The Reserve Study report will come back with a list of all the repairs that need to be addressed NOW. It will also list all the expected repairs and upgrades that will need to be addressed over the next 5, 10 and 15 years. For example, the exterior will need painting in 4 years but the decks needs to be brought up to code ASAP.

The report will then have some scary math showing how much all of this work will cost and compare it to how much money is currently in the HOA's kitty. If there's a big discrepancy between the two numbers, then the auditor will recommend that monthly HOA dues be increased, or worse, instigate that special assessment, we discussed earlier to speed up the process.

A well run condo association will have healthy financial reserves and be able to cover the recommended updates without having to start tapping the individual owners. A badly run association will probably be scrambling to make up the needed funds and likely have a history of one special assessment after another. These are the condominiums you want to avoid or seriously reconsider before making an offer.


Many of the answers you seek lie within a voluminous PDF known as the Resale Certificate. The sellers must provide you with a copy as part of the condo purchase process. This comes at a price.
The Resale Certificate is a giant file containing buckets of information on the condo development and the HOA and includes the following items (most important ones):

The Rules and Regulations
The Covenants, Conditions and Restrictions (CC&R).
A copy of the most recent Reserve Study. Copies of the meeting minutes (always a good source for the latest issues, infighting and petty grievances). A financial statement.

All the juicy information you need is usually contained within the Resale Certificate. A buyer's offer will usually be contingent on approving the contents of the wordy document and a review of the HOA.


You should make sure there are no pending lawsuits which could in some way impact you financially somewhere down the road. There could be any number of reasons why there may be a lawsuit. Shoddy developer construction which has caused some issues comes to mind.

As you can see, there are lots of questions to ask before buying a condominium. It makes sense to do your home work, so you are not only happy the day you buy but years into the future!

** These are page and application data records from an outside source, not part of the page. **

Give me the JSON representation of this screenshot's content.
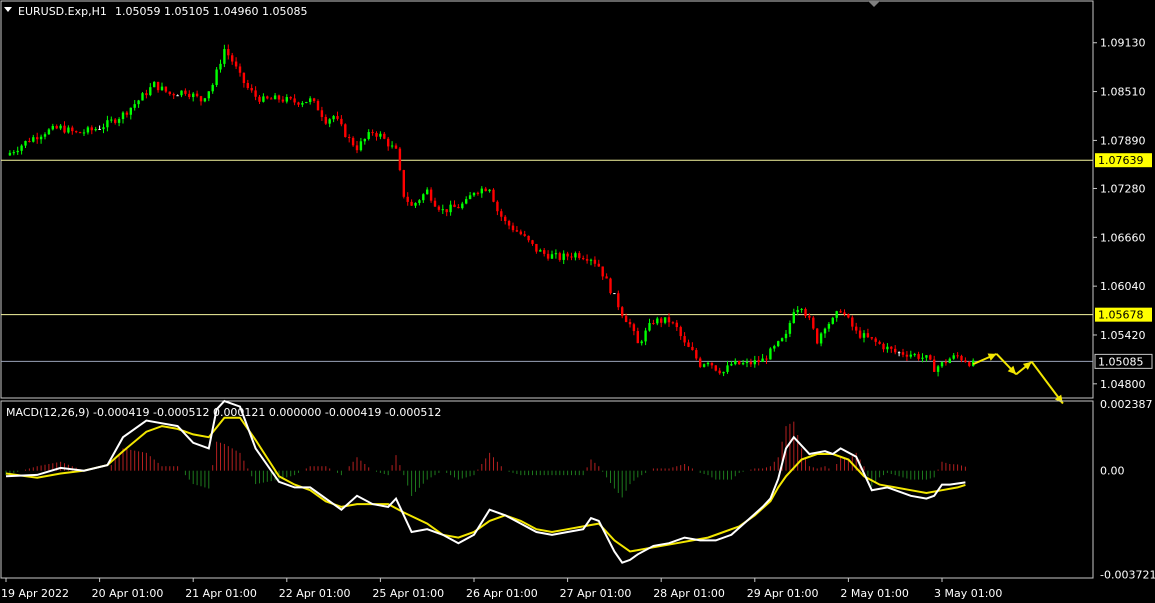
{
  "header": {
    "symbol": "EURUSD.Exp,H1",
    "ohlc": "1.05059 1.05105 1.04960 1.05085"
  },
  "indicator": {
    "title": "MACD(12,26,9) -0.000419 -0.000512 0.000121 0.000000 -0.000419 -0.000512"
  },
  "colors": {
    "background": "#000000",
    "bull": "#00ff00",
    "bear": "#ff0000",
    "doji": "#ffffff",
    "hline": "#f7f7a0",
    "current_line": "#9aa3b8",
    "arrow": "#f2e600",
    "macd_line": "#ffffff",
    "signal_line": "#f2e600",
    "hist_pos": "#b52020",
    "hist_neg": "#1d7a1d",
    "label_highlight_bg": "#ffff00"
  },
  "chart_data": [
    {
      "type": "candlestick",
      "symbol": "EURUSD.Exp",
      "timeframe": "H1",
      "ylim": [
        1.0462,
        1.0966
      ],
      "yticks": [
        "1.09130",
        "1.08510",
        "1.07890",
        "1.07280",
        "1.06660",
        "1.06040",
        "1.05420",
        "1.04800"
      ],
      "xticks": [
        "19 Apr 2022",
        "20 Apr 01:00",
        "21 Apr 01:00",
        "22 Apr 01:00",
        "25 Apr 01:00",
        "26 Apr 01:00",
        "27 Apr 01:00",
        "28 Apr 01:00",
        "29 Apr 01:00",
        "2 May 01:00",
        "3 May 01:00"
      ],
      "horizontal_lines": [
        {
          "price": 1.07639,
          "label": "1.07639",
          "highlight": true
        },
        {
          "price": 1.05678,
          "label": "1.05678",
          "highlight": true
        },
        {
          "price": 1.05085,
          "label": "1.05085",
          "highlight": false,
          "current": true
        }
      ],
      "close_path": [
        [
          0,
          1.077
        ],
        [
          6,
          1.079
        ],
        [
          10,
          1.08
        ],
        [
          14,
          1.0805
        ],
        [
          18,
          1.0798
        ],
        [
          22,
          1.0802
        ],
        [
          26,
          1.081
        ],
        [
          30,
          1.0822
        ],
        [
          34,
          1.084
        ],
        [
          38,
          1.086
        ],
        [
          42,
          1.0848
        ],
        [
          46,
          1.0852
        ],
        [
          50,
          1.084
        ],
        [
          53,
          1.086
        ],
        [
          56,
          1.0905
        ],
        [
          58,
          1.089
        ],
        [
          60,
          1.087
        ],
        [
          62,
          1.0855
        ],
        [
          64,
          1.0845
        ],
        [
          66,
          1.084
        ],
        [
          70,
          1.0842
        ],
        [
          74,
          1.0838
        ],
        [
          78,
          1.084
        ],
        [
          80,
          1.083
        ],
        [
          82,
          1.0815
        ],
        [
          84,
          1.082
        ],
        [
          86,
          1.0805
        ],
        [
          88,
          1.079
        ],
        [
          90,
          1.078
        ],
        [
          92,
          1.079
        ],
        [
          94,
          1.08
        ],
        [
          96,
          1.0795
        ],
        [
          98,
          1.0785
        ],
        [
          100,
          1.0775
        ],
        [
          102,
          1.072
        ],
        [
          104,
          1.0705
        ],
        [
          106,
          1.0715
        ],
        [
          108,
          1.0725
        ],
        [
          110,
          1.071
        ],
        [
          112,
          1.07
        ],
        [
          116,
          1.0705
        ],
        [
          118,
          1.071
        ],
        [
          120,
          1.0725
        ],
        [
          124,
          1.073
        ],
        [
          126,
          1.07
        ],
        [
          128,
          1.0685
        ],
        [
          132,
          1.067
        ],
        [
          134,
          1.066
        ],
        [
          136,
          1.065
        ],
        [
          138,
          1.0645
        ],
        [
          142,
          1.064
        ],
        [
          146,
          1.0645
        ],
        [
          150,
          1.064
        ],
        [
          152,
          1.063
        ],
        [
          154,
          1.061
        ],
        [
          156,
          1.059
        ],
        [
          158,
          1.057
        ],
        [
          160,
          1.0555
        ],
        [
          162,
          1.053
        ],
        [
          164,
          1.0545
        ],
        [
          166,
          1.056
        ],
        [
          170,
          1.056
        ],
        [
          172,
          1.055
        ],
        [
          174,
          1.053
        ],
        [
          176,
          1.052
        ],
        [
          178,
          1.0505
        ],
        [
          180,
          1.051
        ],
        [
          182,
          1.05
        ],
        [
          184,
          1.0495
        ],
        [
          186,
          1.0505
        ],
        [
          190,
          1.0505
        ],
        [
          194,
          1.051
        ],
        [
          196,
          1.052
        ],
        [
          200,
          1.054
        ],
        [
          202,
          1.0575
        ],
        [
          204,
          1.058
        ],
        [
          206,
          1.056
        ],
        [
          208,
          1.0535
        ],
        [
          210,
          1.0555
        ],
        [
          212,
          1.056
        ],
        [
          214,
          1.0575
        ],
        [
          216,
          1.056
        ],
        [
          218,
          1.0545
        ],
        [
          222,
          1.0535
        ],
        [
          226,
          1.0525
        ],
        [
          228,
          1.052
        ],
        [
          232,
          1.0518
        ],
        [
          236,
          1.0512
        ],
        [
          238,
          1.05
        ],
        [
          240,
          1.0505
        ],
        [
          242,
          1.0512
        ],
        [
          244,
          1.0515
        ],
        [
          246,
          1.051
        ],
        [
          248,
          1.0505
        ]
      ],
      "forecast_arrows": [
        [
          [
            248,
            1.0505
          ],
          [
            254,
            1.0518
          ]
        ],
        [
          [
            254,
            1.0518
          ],
          [
            259,
            1.0492
          ]
        ],
        [
          [
            259,
            1.0492
          ],
          [
            263,
            1.0508
          ]
        ],
        [
          [
            263,
            1.0508
          ],
          [
            271,
            1.0455
          ]
        ]
      ]
    },
    {
      "type": "macd",
      "params": "12,26,9",
      "ylim": [
        -0.00385,
        0.0025
      ],
      "yticks": [
        "0.002387",
        "0.00",
        "-0.003721"
      ],
      "macd_path": [
        [
          0,
          -0.0002
        ],
        [
          8,
          -0.00015
        ],
        [
          14,
          0.0001
        ],
        [
          20,
          0.0
        ],
        [
          26,
          0.0002
        ],
        [
          30,
          0.0012
        ],
        [
          36,
          0.0018
        ],
        [
          40,
          0.0017
        ],
        [
          44,
          0.0016
        ],
        [
          48,
          0.001
        ],
        [
          52,
          0.0008
        ],
        [
          54,
          0.0022
        ],
        [
          56,
          0.0025
        ],
        [
          60,
          0.0023
        ],
        [
          64,
          0.0008
        ],
        [
          70,
          -0.0004
        ],
        [
          74,
          -0.0006
        ],
        [
          78,
          -0.0006
        ],
        [
          82,
          -0.001
        ],
        [
          86,
          -0.0014
        ],
        [
          90,
          -0.0009
        ],
        [
          94,
          -0.0012
        ],
        [
          98,
          -0.0013
        ],
        [
          100,
          -0.001
        ],
        [
          104,
          -0.0022
        ],
        [
          108,
          -0.0021
        ],
        [
          112,
          -0.0023
        ],
        [
          116,
          -0.0026
        ],
        [
          120,
          -0.0023
        ],
        [
          124,
          -0.0014
        ],
        [
          128,
          -0.0016
        ],
        [
          132,
          -0.0019
        ],
        [
          136,
          -0.0022
        ],
        [
          140,
          -0.0023
        ],
        [
          144,
          -0.0022
        ],
        [
          148,
          -0.0021
        ],
        [
          150,
          -0.0017
        ],
        [
          152,
          -0.0018
        ],
        [
          156,
          -0.0029
        ],
        [
          158,
          -0.0033
        ],
        [
          160,
          -0.0032
        ],
        [
          162,
          -0.003
        ],
        [
          166,
          -0.0027
        ],
        [
          170,
          -0.0026
        ],
        [
          174,
          -0.0024
        ],
        [
          178,
          -0.0025
        ],
        [
          182,
          -0.0025
        ],
        [
          186,
          -0.0023
        ],
        [
          190,
          -0.0018
        ],
        [
          194,
          -0.0013
        ],
        [
          196,
          -0.001
        ],
        [
          198,
          -0.0003
        ],
        [
          200,
          0.0008
        ],
        [
          202,
          0.0012
        ],
        [
          206,
          0.0006
        ],
        [
          210,
          0.0007
        ],
        [
          212,
          0.0006
        ],
        [
          214,
          0.0008
        ],
        [
          218,
          0.0005
        ],
        [
          222,
          -0.0007
        ],
        [
          226,
          -0.0006
        ],
        [
          232,
          -0.0009
        ],
        [
          236,
          -0.001
        ],
        [
          238,
          -0.0009
        ],
        [
          240,
          -0.0005
        ],
        [
          242,
          -0.0005
        ],
        [
          246,
          -0.00042
        ]
      ],
      "signal_path": [
        [
          0,
          -0.0001
        ],
        [
          8,
          -0.00025
        ],
        [
          14,
          -0.0001
        ],
        [
          20,
          0.0
        ],
        [
          26,
          0.0002
        ],
        [
          30,
          0.0007
        ],
        [
          36,
          0.0014
        ],
        [
          40,
          0.0016
        ],
        [
          44,
          0.0015
        ],
        [
          48,
          0.0013
        ],
        [
          52,
          0.0012
        ],
        [
          56,
          0.0019
        ],
        [
          60,
          0.0019
        ],
        [
          64,
          0.0011
        ],
        [
          70,
          -0.0002
        ],
        [
          74,
          -0.0005
        ],
        [
          78,
          -0.0007
        ],
        [
          82,
          -0.0011
        ],
        [
          86,
          -0.0013
        ],
        [
          90,
          -0.0012
        ],
        [
          94,
          -0.0012
        ],
        [
          98,
          -0.0012
        ],
        [
          102,
          -0.0015
        ],
        [
          108,
          -0.0019
        ],
        [
          112,
          -0.0023
        ],
        [
          116,
          -0.0024
        ],
        [
          120,
          -0.0022
        ],
        [
          124,
          -0.0018
        ],
        [
          128,
          -0.0016
        ],
        [
          132,
          -0.0018
        ],
        [
          136,
          -0.0021
        ],
        [
          140,
          -0.0022
        ],
        [
          144,
          -0.0021
        ],
        [
          148,
          -0.002
        ],
        [
          152,
          -0.0019
        ],
        [
          156,
          -0.0025
        ],
        [
          160,
          -0.0029
        ],
        [
          164,
          -0.0028
        ],
        [
          168,
          -0.0027
        ],
        [
          172,
          -0.0026
        ],
        [
          176,
          -0.0025
        ],
        [
          180,
          -0.0024
        ],
        [
          184,
          -0.0022
        ],
        [
          188,
          -0.002
        ],
        [
          192,
          -0.0016
        ],
        [
          196,
          -0.0011
        ],
        [
          198,
          -0.0006
        ],
        [
          200,
          -0.0002
        ],
        [
          204,
          0.0004
        ],
        [
          208,
          0.0006
        ],
        [
          212,
          0.0006
        ],
        [
          216,
          0.0004
        ],
        [
          220,
          -0.0002
        ],
        [
          224,
          -0.0005
        ],
        [
          228,
          -0.0006
        ],
        [
          232,
          -0.0007
        ],
        [
          236,
          -0.0008
        ],
        [
          240,
          -0.0007
        ],
        [
          244,
          -0.0006
        ],
        [
          246,
          -0.00051
        ]
      ]
    }
  ]
}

If you are thinking of buying or selling a condo in the future, I welcome the opportunity to interview with you!